Culture and the Rule of Law: Cautions for Constitution-making
Constitution-making in developing and post-conflict countries is a growth industry throughout the world. A country needing a new constitution will necessarily feel pressure to adopt, to "import," constitutional texts and principles from other, perhaps more developed nations, knowing that (1) such concepts have been tried and proven in other successful nations, and (2) they meet internationally-recognized minimum standards.
A constitution, however, is, and must be, both a product of and a reaction to the society’s culture, and that includes its legal tradition, its history, and its ideology. Unless constitutions are drafted in cultural context, the best intentions are likely to do more harm than good. Constitutional reform must, therefore, look beyond foreign models and "international best practices." If it is to function effectively to establish and maintain the Rule of Law in a given society, the new constitution must be drawn up with specific reference to local culture. Indeed, the Rule of Law is not so much a product of a society's constitution, as of its culture and the expectations that flow from its legal tradition.

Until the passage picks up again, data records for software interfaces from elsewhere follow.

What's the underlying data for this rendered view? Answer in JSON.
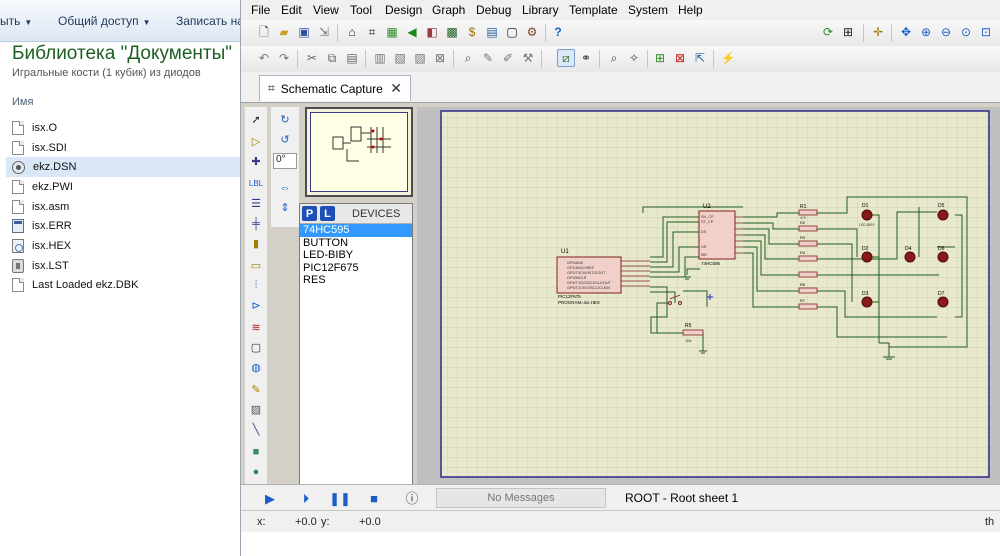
{
  "explorer": {
    "toolbar": {
      "item1": "ыть",
      "item2": "Общий доступ",
      "item3": "Записать на"
    },
    "library_title": "Библиотека \"Документы\"",
    "library_subtitle": "Игральные кости (1 кубик) из диодов",
    "column_name": "Имя",
    "files": [
      {
        "name": "isx.O",
        "icon": "document-icon"
      },
      {
        "name": "isx.SDI",
        "icon": "document-icon"
      },
      {
        "name": "ekz.DSN",
        "icon": "proteus-design-icon"
      },
      {
        "name": "ekz.PWI",
        "icon": "document-icon"
      },
      {
        "name": "isx.asm",
        "icon": "document-icon"
      },
      {
        "name": "isx.ERR",
        "icon": "error-file-icon"
      },
      {
        "name": "isx.HEX",
        "icon": "hex-file-icon"
      },
      {
        "name": "isx.LST",
        "icon": "list-file-icon"
      },
      {
        "name": "Last Loaded ekz.DBK",
        "icon": "document-icon"
      }
    ],
    "selected_file": "ekz.DSN"
  },
  "proteus": {
    "menu": [
      "File",
      "Edit",
      "View",
      "Tool",
      "Design",
      "Graph",
      "Debug",
      "Library",
      "Template",
      "System",
      "Help"
    ],
    "tab_label": "Schematic Capture",
    "rotation_value": "0°",
    "devices": {
      "picker_p": "P",
      "picker_l": "L",
      "title": "DEVICES",
      "items": [
        "74HC595",
        "BUTTON",
        "LED-BIBY",
        "PIC12F675",
        "RES"
      ],
      "selected": "74HC595"
    },
    "messages": "No Messages",
    "root_sheet": "ROOT - Root sheet 1",
    "coords": {
      "x_label": "x:",
      "x_value": "+0.0",
      "y_label": "y:",
      "y_value": "+0.0"
    },
    "bottom_text": "th",
    "schematic": {
      "u1_ref": "U1",
      "u1_part": "PIC12F675",
      "u1_program": "PROGRAM=isx.HEX",
      "u2_ref": "U2",
      "u2_part": "74HC595",
      "r5_ref": "R5",
      "r5_value": "10k",
      "resistors": [
        "R1",
        "R2",
        "R3",
        "R4",
        "R5",
        "R6",
        "R7"
      ],
      "resistor_value": "470",
      "leds": [
        "D1",
        "D2",
        "D3",
        "D4",
        "D5",
        "D6",
        "D7"
      ],
      "led_type": "LED-BIBY",
      "u2_pins": [
        "SH_CP",
        "ST_CP",
        "DS",
        "OE",
        "MR"
      ],
      "u1_pins": [
        "GP0/AN0",
        "GP1/AN1/VREF",
        "GP2/T0CKI/INT/COUT",
        "GP3/MCLR",
        "GP4/T1G/OSC2/CLKOUT",
        "GP5/T1CKI/OSC1/CLKIN"
      ]
    }
  }
}
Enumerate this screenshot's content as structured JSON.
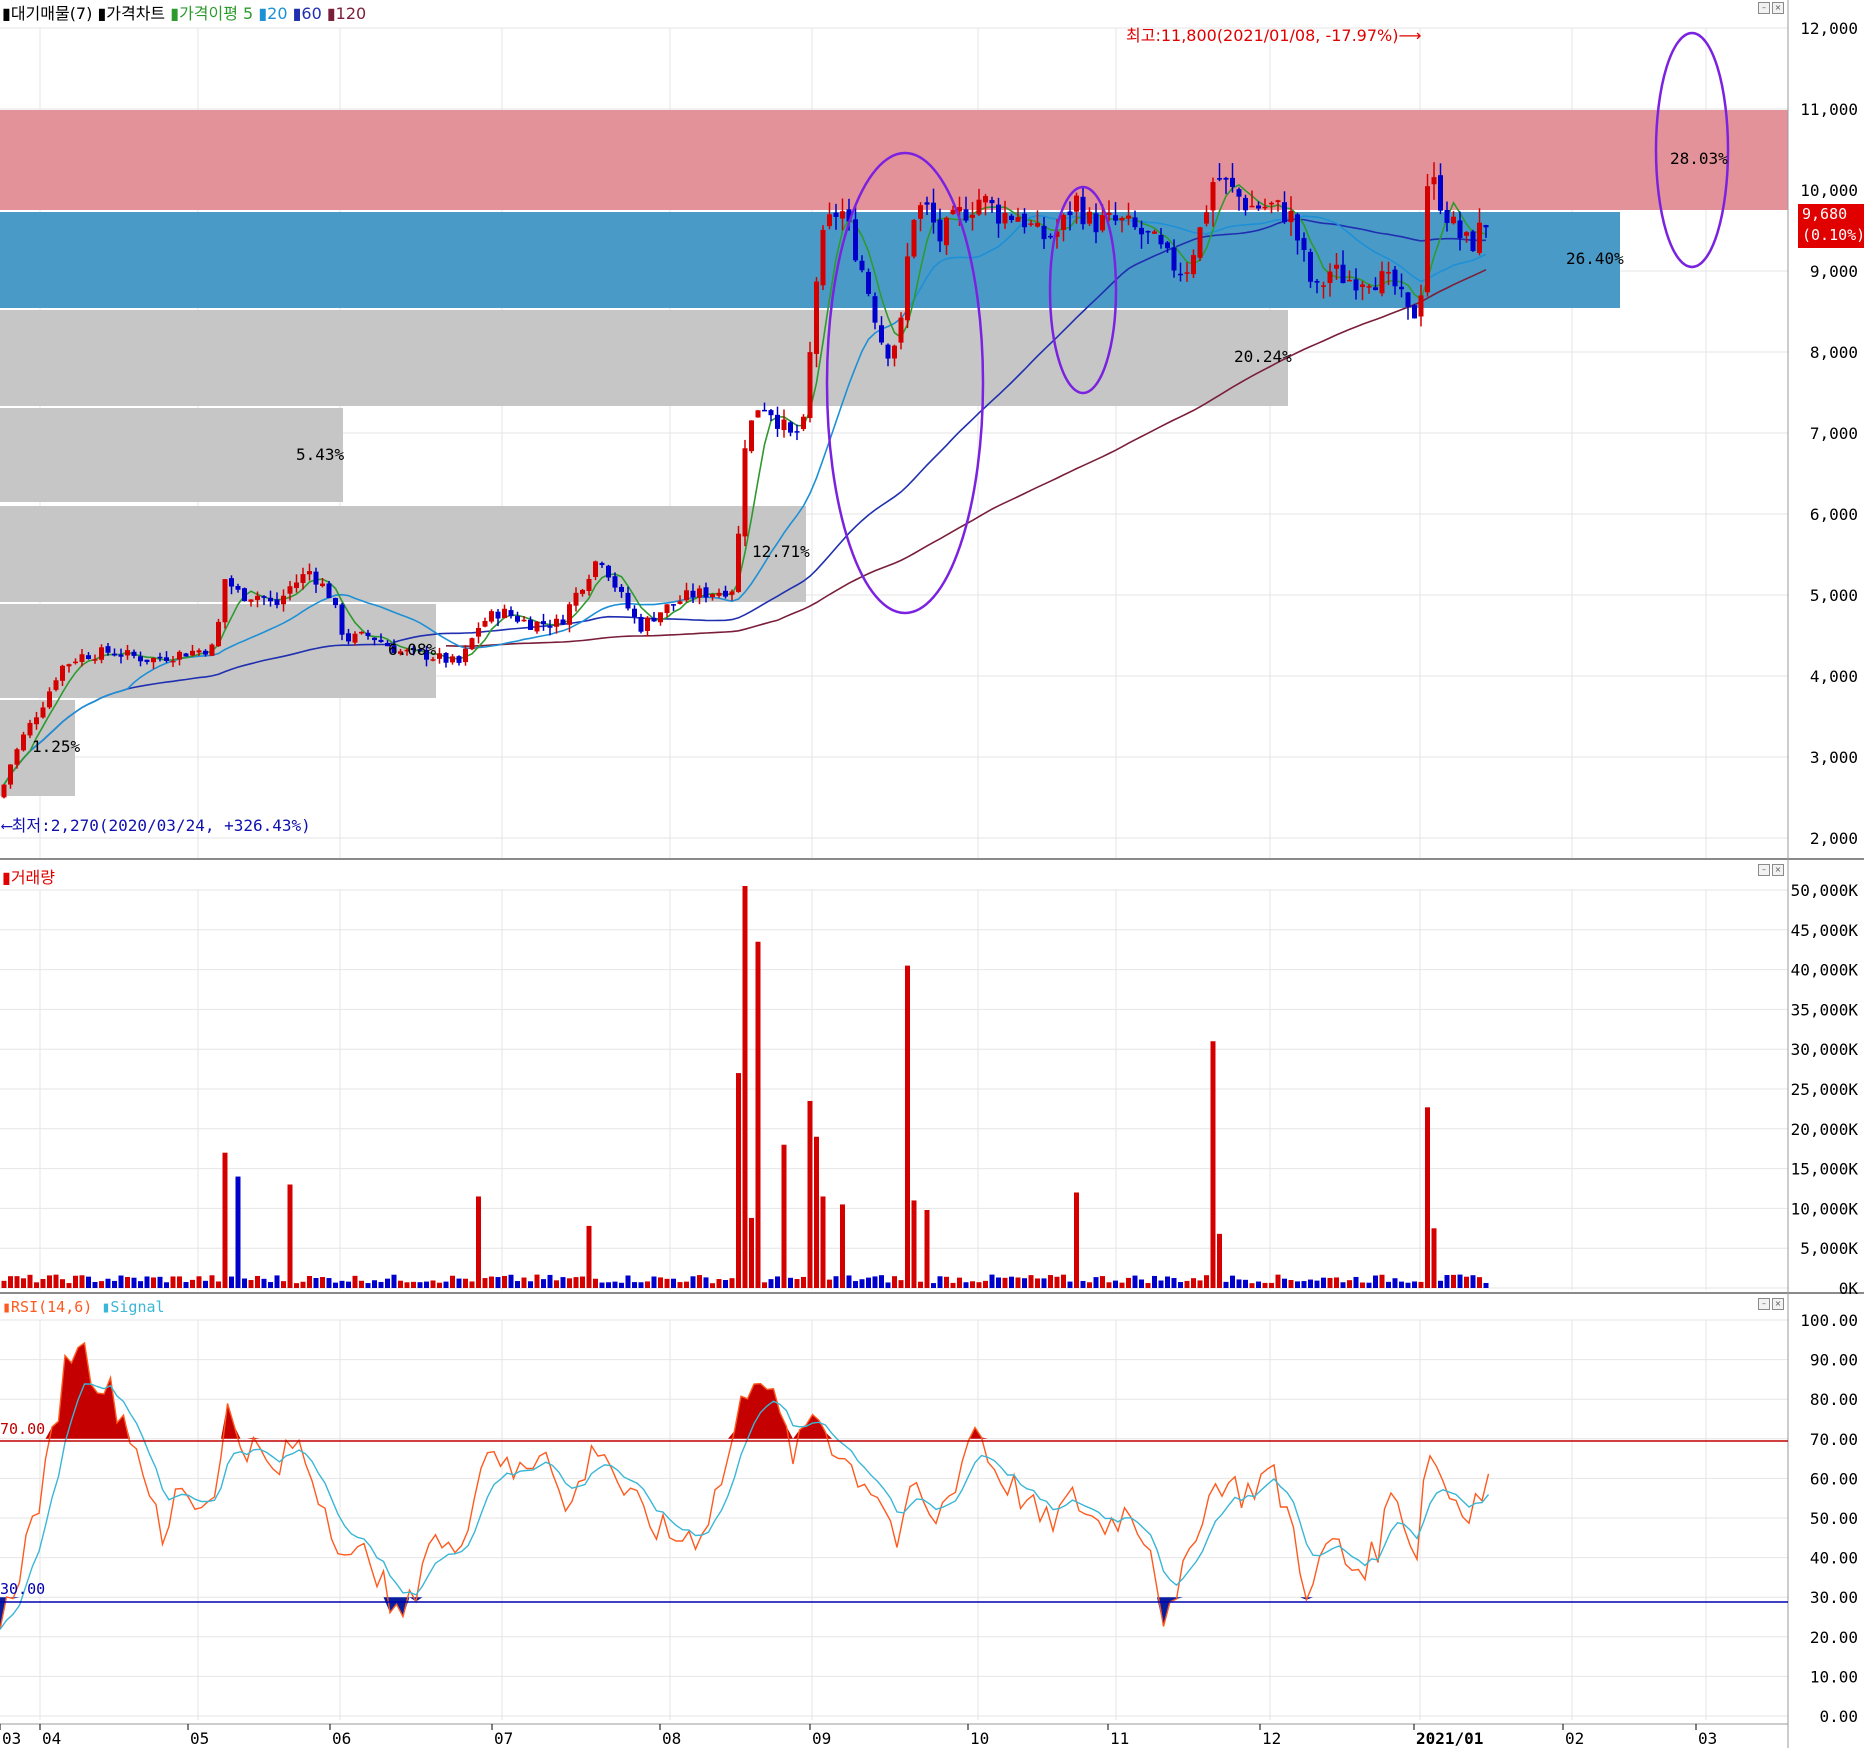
{
  "price_panel": {
    "legend": [
      {
        "label": "대기매물(7)",
        "color": "#000000"
      },
      {
        "label": "가격차트",
        "color": "#000000"
      },
      {
        "label": "가격이평",
        "color": "#2e9a2e"
      },
      {
        "label": "5",
        "color": "#2e9a2e"
      },
      {
        "label": "20",
        "color": "#1e90d6"
      },
      {
        "label": "60",
        "color": "#1f2fb0"
      },
      {
        "label": "120",
        "color": "#7a1e3a"
      }
    ],
    "y_ticks": [
      "12,000",
      "11,000",
      "10,000",
      "9,000",
      "8,000",
      "7,000",
      "6,000",
      "5,000",
      "4,000",
      "3,000",
      "2,000"
    ],
    "high_note": "최고:11,800(2021/01/08, -17.97%)⟶",
    "low_note": "⟵최저:2,270(2020/03/24, +326.43%)",
    "current_price": "9,680",
    "current_change": "(0.10%)",
    "supply_zones": [
      {
        "label": "1.25%"
      },
      {
        "label": "6.08%"
      },
      {
        "label": "12.71%"
      },
      {
        "label": "5.43%"
      },
      {
        "label": "20.24%"
      },
      {
        "label": "26.40%"
      },
      {
        "label": "28.03%"
      }
    ]
  },
  "volume_panel": {
    "legend": "거래량",
    "y_ticks": [
      "50,000K",
      "45,000K",
      "40,000K",
      "35,000K",
      "30,000K",
      "25,000K",
      "20,000K",
      "15,000K",
      "10,000K",
      "5,000K",
      "0K"
    ]
  },
  "rsi_panel": {
    "legend_rsi": "RSI(14,6)",
    "legend_signal": "Signal",
    "y_ticks": [
      "100.00",
      "90.00",
      "80.00",
      "70.00",
      "60.00",
      "50.00",
      "40.00",
      "30.00",
      "20.00",
      "10.00",
      "0.00"
    ],
    "overbought_label": "70.00",
    "oversold_label": "30.00"
  },
  "x_axis": [
    "03",
    "04",
    "05",
    "06",
    "07",
    "08",
    "09",
    "10",
    "11",
    "12",
    "2021/01",
    "02",
    "03"
  ],
  "colors": {
    "up": "#d40000",
    "down": "#0000cc",
    "ma5": "#2e9a2e",
    "ma20": "#1e90d6",
    "ma60": "#1f2fb0",
    "ma120": "#7a1e3a",
    "rsi": "#ff5a1e",
    "signal": "#3ab6d6"
  },
  "chart_data": {
    "type": "candlestick",
    "price_anchors": [
      {
        "x": 0,
        "v": 2500
      },
      {
        "x": 10,
        "v": 2900
      },
      {
        "x": 25,
        "v": 3300
      },
      {
        "x": 45,
        "v": 3700
      },
      {
        "x": 60,
        "v": 4100
      },
      {
        "x": 80,
        "v": 4250
      },
      {
        "x": 110,
        "v": 4300
      },
      {
        "x": 150,
        "v": 4200
      },
      {
        "x": 190,
        "v": 4300
      },
      {
        "x": 215,
        "v": 4350
      },
      {
        "x": 225,
        "v": 5200
      },
      {
        "x": 240,
        "v": 5000
      },
      {
        "x": 260,
        "v": 5000
      },
      {
        "x": 275,
        "v": 4850
      },
      {
        "x": 290,
        "v": 5100
      },
      {
        "x": 310,
        "v": 5300
      },
      {
        "x": 330,
        "v": 5000
      },
      {
        "x": 345,
        "v": 4450
      },
      {
        "x": 370,
        "v": 4500
      },
      {
        "x": 400,
        "v": 4300
      },
      {
        "x": 430,
        "v": 4250
      },
      {
        "x": 460,
        "v": 4150
      },
      {
        "x": 480,
        "v": 4650
      },
      {
        "x": 500,
        "v": 4800
      },
      {
        "x": 530,
        "v": 4650
      },
      {
        "x": 560,
        "v": 4650
      },
      {
        "x": 580,
        "v": 5100
      },
      {
        "x": 600,
        "v": 5500
      },
      {
        "x": 620,
        "v": 5000
      },
      {
        "x": 640,
        "v": 4600
      },
      {
        "x": 660,
        "v": 4800
      },
      {
        "x": 690,
        "v": 5000
      },
      {
        "x": 720,
        "v": 5050
      },
      {
        "x": 735,
        "v": 5100
      },
      {
        "x": 745,
        "v": 6900
      },
      {
        "x": 760,
        "v": 7400
      },
      {
        "x": 770,
        "v": 7300
      },
      {
        "x": 790,
        "v": 6950
      },
      {
        "x": 805,
        "v": 7100
      },
      {
        "x": 815,
        "v": 8800
      },
      {
        "x": 825,
        "v": 9500
      },
      {
        "x": 840,
        "v": 9800
      },
      {
        "x": 855,
        "v": 9300
      },
      {
        "x": 870,
        "v": 8700
      },
      {
        "x": 885,
        "v": 8000
      },
      {
        "x": 900,
        "v": 8200
      },
      {
        "x": 912,
        "v": 9700
      },
      {
        "x": 925,
        "v": 9800
      },
      {
        "x": 940,
        "v": 9400
      },
      {
        "x": 960,
        "v": 9700
      },
      {
        "x": 980,
        "v": 9900
      },
      {
        "x": 1000,
        "v": 9700
      },
      {
        "x": 1020,
        "v": 9700
      },
      {
        "x": 1040,
        "v": 9400
      },
      {
        "x": 1060,
        "v": 9500
      },
      {
        "x": 1075,
        "v": 9900
      },
      {
        "x": 1090,
        "v": 9600
      },
      {
        "x": 1120,
        "v": 9600
      },
      {
        "x": 1150,
        "v": 9400
      },
      {
        "x": 1170,
        "v": 9100
      },
      {
        "x": 1185,
        "v": 9000
      },
      {
        "x": 1200,
        "v": 9500
      },
      {
        "x": 1215,
        "v": 10200
      },
      {
        "x": 1230,
        "v": 10000
      },
      {
        "x": 1250,
        "v": 9800
      },
      {
        "x": 1270,
        "v": 9800
      },
      {
        "x": 1290,
        "v": 9700
      },
      {
        "x": 1300,
        "v": 9300
      },
      {
        "x": 1315,
        "v": 8700
      },
      {
        "x": 1330,
        "v": 9000
      },
      {
        "x": 1350,
        "v": 8900
      },
      {
        "x": 1370,
        "v": 8950
      },
      {
        "x": 1395,
        "v": 8800
      },
      {
        "x": 1410,
        "v": 8400
      },
      {
        "x": 1420,
        "v": 8600
      },
      {
        "x": 1428,
        "v": 10200
      },
      {
        "x": 1440,
        "v": 9900
      },
      {
        "x": 1455,
        "v": 9500
      },
      {
        "x": 1470,
        "v": 9300
      },
      {
        "x": 1480,
        "v": 9500
      },
      {
        "x": 1490,
        "v": 9680
      }
    ],
    "price_range": [
      2000,
      12000
    ],
    "volume_range_k": [
      0,
      50000
    ],
    "volume_spikes_k": [
      {
        "x": 224,
        "v": 17000
      },
      {
        "x": 236,
        "v": 14000
      },
      {
        "x": 292,
        "v": 13000
      },
      {
        "x": 478,
        "v": 11500
      },
      {
        "x": 590,
        "v": 7800
      },
      {
        "x": 738,
        "v": 27000
      },
      {
        "x": 744,
        "v": 50500
      },
      {
        "x": 752,
        "v": 8800
      },
      {
        "x": 758,
        "v": 43500
      },
      {
        "x": 782,
        "v": 18000
      },
      {
        "x": 812,
        "v": 23500
      },
      {
        "x": 818,
        "v": 19000
      },
      {
        "x": 824,
        "v": 11500
      },
      {
        "x": 845,
        "v": 10500
      },
      {
        "x": 906,
        "v": 40500
      },
      {
        "x": 912,
        "v": 11000
      },
      {
        "x": 925,
        "v": 9800
      },
      {
        "x": 1074,
        "v": 12000
      },
      {
        "x": 1216,
        "v": 31000
      },
      {
        "x": 1222,
        "v": 6800
      },
      {
        "x": 1428,
        "v": 22700
      },
      {
        "x": 1434,
        "v": 7500
      }
    ],
    "rsi_anchors": [
      {
        "x": 0,
        "v": 22
      },
      {
        "x": 20,
        "v": 38
      },
      {
        "x": 45,
        "v": 60
      },
      {
        "x": 65,
        "v": 88
      },
      {
        "x": 78,
        "v": 96
      },
      {
        "x": 90,
        "v": 88
      },
      {
        "x": 110,
        "v": 82
      },
      {
        "x": 130,
        "v": 72
      },
      {
        "x": 150,
        "v": 58
      },
      {
        "x": 162,
        "v": 41
      },
      {
        "x": 180,
        "v": 60
      },
      {
        "x": 200,
        "v": 52
      },
      {
        "x": 220,
        "v": 62
      },
      {
        "x": 228,
        "v": 78
      },
      {
        "x": 240,
        "v": 70
      },
      {
        "x": 260,
        "v": 66
      },
      {
        "x": 275,
        "v": 60
      },
      {
        "x": 295,
        "v": 70
      },
      {
        "x": 310,
        "v": 62
      },
      {
        "x": 330,
        "v": 50
      },
      {
        "x": 350,
        "v": 38
      },
      {
        "x": 370,
        "v": 42
      },
      {
        "x": 395,
        "v": 24
      },
      {
        "x": 410,
        "v": 28
      },
      {
        "x": 430,
        "v": 46
      },
      {
        "x": 450,
        "v": 40
      },
      {
        "x": 470,
        "v": 52
      },
      {
        "x": 490,
        "v": 71
      },
      {
        "x": 510,
        "v": 60
      },
      {
        "x": 530,
        "v": 64
      },
      {
        "x": 548,
        "v": 70
      },
      {
        "x": 565,
        "v": 50
      },
      {
        "x": 585,
        "v": 62
      },
      {
        "x": 600,
        "v": 70
      },
      {
        "x": 620,
        "v": 58
      },
      {
        "x": 645,
        "v": 50
      },
      {
        "x": 670,
        "v": 45
      },
      {
        "x": 700,
        "v": 46
      },
      {
        "x": 725,
        "v": 62
      },
      {
        "x": 745,
        "v": 82
      },
      {
        "x": 758,
        "v": 89
      },
      {
        "x": 775,
        "v": 78
      },
      {
        "x": 795,
        "v": 65
      },
      {
        "x": 815,
        "v": 78
      },
      {
        "x": 830,
        "v": 70
      },
      {
        "x": 850,
        "v": 63
      },
      {
        "x": 880,
        "v": 56
      },
      {
        "x": 900,
        "v": 42
      },
      {
        "x": 915,
        "v": 60
      },
      {
        "x": 930,
        "v": 48
      },
      {
        "x": 950,
        "v": 56
      },
      {
        "x": 975,
        "v": 74
      },
      {
        "x": 995,
        "v": 62
      },
      {
        "x": 1020,
        "v": 56
      },
      {
        "x": 1045,
        "v": 48
      },
      {
        "x": 1075,
        "v": 55
      },
      {
        "x": 1100,
        "v": 48
      },
      {
        "x": 1130,
        "v": 52
      },
      {
        "x": 1150,
        "v": 44
      },
      {
        "x": 1165,
        "v": 24
      },
      {
        "x": 1175,
        "v": 26
      },
      {
        "x": 1195,
        "v": 48
      },
      {
        "x": 1220,
        "v": 60
      },
      {
        "x": 1245,
        "v": 56
      },
      {
        "x": 1270,
        "v": 62
      },
      {
        "x": 1290,
        "v": 50
      },
      {
        "x": 1310,
        "v": 29
      },
      {
        "x": 1330,
        "v": 46
      },
      {
        "x": 1350,
        "v": 37
      },
      {
        "x": 1375,
        "v": 40
      },
      {
        "x": 1395,
        "v": 60
      },
      {
        "x": 1415,
        "v": 38
      },
      {
        "x": 1428,
        "v": 69
      },
      {
        "x": 1445,
        "v": 58
      },
      {
        "x": 1465,
        "v": 52
      },
      {
        "x": 1490,
        "v": 59
      }
    ]
  }
}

David Pimentel, Culture and the Rule of Law: Cautions for Constitution-making, ___ Fordham Int'l L. J. Online ___ (2013)